(Element data from apps and pages)
====

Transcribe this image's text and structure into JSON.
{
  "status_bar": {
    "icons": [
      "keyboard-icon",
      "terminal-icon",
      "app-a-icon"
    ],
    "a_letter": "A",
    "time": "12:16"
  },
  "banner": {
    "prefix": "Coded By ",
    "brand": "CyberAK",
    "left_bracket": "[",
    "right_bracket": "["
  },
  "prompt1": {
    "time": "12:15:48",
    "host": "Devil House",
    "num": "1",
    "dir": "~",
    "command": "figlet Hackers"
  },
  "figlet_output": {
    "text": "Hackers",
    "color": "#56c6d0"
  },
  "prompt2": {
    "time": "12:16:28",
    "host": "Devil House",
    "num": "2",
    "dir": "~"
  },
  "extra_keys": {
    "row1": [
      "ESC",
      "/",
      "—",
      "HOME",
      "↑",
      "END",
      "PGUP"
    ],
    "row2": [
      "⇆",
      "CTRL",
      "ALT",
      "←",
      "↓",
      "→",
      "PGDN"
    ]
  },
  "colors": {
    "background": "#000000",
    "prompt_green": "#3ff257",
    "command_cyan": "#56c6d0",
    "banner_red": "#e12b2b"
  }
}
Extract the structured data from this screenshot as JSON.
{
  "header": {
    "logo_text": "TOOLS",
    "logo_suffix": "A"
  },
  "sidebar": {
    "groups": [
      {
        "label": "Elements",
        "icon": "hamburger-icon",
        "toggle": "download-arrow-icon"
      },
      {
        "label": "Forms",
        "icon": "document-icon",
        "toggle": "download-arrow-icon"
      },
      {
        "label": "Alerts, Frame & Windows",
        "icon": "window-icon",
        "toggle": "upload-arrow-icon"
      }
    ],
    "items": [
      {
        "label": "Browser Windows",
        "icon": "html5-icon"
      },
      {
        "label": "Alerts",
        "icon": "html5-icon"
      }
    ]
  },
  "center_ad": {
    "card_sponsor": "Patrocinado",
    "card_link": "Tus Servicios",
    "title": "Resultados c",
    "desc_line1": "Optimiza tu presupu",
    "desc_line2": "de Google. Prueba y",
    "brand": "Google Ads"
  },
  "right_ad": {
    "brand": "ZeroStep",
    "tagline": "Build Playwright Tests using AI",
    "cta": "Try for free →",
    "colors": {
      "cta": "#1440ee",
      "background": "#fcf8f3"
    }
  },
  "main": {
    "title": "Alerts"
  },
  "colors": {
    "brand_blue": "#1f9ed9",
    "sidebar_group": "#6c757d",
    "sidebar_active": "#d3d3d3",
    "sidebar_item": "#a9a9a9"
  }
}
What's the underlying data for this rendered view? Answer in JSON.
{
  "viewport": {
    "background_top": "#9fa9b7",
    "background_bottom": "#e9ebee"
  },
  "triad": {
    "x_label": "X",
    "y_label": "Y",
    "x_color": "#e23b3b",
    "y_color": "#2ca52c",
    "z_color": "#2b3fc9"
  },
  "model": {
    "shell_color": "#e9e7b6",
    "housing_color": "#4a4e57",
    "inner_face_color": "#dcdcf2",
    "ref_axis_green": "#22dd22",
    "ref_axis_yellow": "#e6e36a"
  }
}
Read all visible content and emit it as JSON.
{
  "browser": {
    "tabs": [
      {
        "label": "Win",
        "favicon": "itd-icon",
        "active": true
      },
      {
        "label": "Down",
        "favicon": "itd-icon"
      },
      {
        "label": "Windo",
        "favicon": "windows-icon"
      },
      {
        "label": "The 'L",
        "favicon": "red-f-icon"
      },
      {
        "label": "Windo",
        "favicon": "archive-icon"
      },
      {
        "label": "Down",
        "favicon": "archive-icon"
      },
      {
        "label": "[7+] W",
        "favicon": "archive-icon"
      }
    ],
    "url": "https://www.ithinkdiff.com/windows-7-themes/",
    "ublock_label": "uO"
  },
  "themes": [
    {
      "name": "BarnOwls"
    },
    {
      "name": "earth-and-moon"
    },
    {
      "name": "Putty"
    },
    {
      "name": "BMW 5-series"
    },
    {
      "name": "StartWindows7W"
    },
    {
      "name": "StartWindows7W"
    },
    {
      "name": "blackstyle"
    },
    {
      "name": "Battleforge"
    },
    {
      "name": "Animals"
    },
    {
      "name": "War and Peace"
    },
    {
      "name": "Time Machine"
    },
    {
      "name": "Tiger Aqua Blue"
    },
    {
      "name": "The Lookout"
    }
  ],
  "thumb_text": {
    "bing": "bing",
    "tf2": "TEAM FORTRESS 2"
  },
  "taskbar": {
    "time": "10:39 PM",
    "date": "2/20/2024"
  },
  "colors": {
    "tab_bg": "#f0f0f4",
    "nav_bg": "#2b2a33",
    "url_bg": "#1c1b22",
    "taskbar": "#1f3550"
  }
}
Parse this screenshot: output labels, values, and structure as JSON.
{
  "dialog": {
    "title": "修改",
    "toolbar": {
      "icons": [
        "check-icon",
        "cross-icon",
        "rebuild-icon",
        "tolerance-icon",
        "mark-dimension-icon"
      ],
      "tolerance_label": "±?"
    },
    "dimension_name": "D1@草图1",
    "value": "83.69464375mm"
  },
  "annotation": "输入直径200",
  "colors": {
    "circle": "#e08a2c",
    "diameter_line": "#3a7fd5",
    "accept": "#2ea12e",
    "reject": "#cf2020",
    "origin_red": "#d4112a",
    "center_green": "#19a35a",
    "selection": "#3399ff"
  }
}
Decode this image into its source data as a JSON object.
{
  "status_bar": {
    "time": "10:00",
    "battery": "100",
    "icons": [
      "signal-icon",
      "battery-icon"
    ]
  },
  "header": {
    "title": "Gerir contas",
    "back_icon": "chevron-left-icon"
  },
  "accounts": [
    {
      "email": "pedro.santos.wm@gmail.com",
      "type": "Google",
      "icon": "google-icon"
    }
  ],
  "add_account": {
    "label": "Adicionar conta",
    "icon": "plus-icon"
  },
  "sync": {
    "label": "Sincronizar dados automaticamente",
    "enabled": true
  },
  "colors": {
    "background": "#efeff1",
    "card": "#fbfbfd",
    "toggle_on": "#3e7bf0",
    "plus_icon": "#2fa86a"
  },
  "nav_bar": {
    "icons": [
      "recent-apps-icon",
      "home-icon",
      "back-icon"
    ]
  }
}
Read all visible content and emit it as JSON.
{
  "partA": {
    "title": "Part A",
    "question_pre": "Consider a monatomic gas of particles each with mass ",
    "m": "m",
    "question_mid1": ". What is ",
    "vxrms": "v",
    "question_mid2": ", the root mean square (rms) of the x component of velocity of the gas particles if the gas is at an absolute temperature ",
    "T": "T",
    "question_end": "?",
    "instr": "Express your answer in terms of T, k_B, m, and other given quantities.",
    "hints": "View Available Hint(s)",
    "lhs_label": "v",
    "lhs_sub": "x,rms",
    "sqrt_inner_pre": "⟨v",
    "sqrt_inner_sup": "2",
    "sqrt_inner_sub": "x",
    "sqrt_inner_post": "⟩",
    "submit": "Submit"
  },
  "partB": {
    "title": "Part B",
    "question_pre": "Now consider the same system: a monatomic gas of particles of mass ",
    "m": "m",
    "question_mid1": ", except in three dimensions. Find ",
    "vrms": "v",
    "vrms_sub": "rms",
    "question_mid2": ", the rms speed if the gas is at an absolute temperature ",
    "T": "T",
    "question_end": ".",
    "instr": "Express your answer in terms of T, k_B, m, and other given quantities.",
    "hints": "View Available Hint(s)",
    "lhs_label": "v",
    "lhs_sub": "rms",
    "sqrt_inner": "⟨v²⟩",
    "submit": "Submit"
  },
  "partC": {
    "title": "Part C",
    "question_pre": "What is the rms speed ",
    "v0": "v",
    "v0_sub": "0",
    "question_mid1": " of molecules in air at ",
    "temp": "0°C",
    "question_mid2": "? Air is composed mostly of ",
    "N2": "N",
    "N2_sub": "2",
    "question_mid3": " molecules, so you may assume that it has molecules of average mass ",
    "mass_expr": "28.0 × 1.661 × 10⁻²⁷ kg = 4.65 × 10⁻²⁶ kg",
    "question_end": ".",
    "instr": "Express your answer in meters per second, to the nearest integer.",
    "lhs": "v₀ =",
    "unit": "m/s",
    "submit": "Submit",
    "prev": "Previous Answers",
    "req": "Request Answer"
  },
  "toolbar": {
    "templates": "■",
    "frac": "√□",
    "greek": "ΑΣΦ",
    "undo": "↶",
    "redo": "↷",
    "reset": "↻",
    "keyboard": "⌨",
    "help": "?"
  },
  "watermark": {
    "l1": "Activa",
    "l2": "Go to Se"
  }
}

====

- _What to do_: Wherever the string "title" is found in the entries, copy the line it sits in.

- _Output for this task_:
    "title": "Resultados c",
    "title": "Alerts"
    "title": "修改",
    "title": "Gerir contas",
    "title": "Part A",
    "title": "Part B",
    "title": "Part C",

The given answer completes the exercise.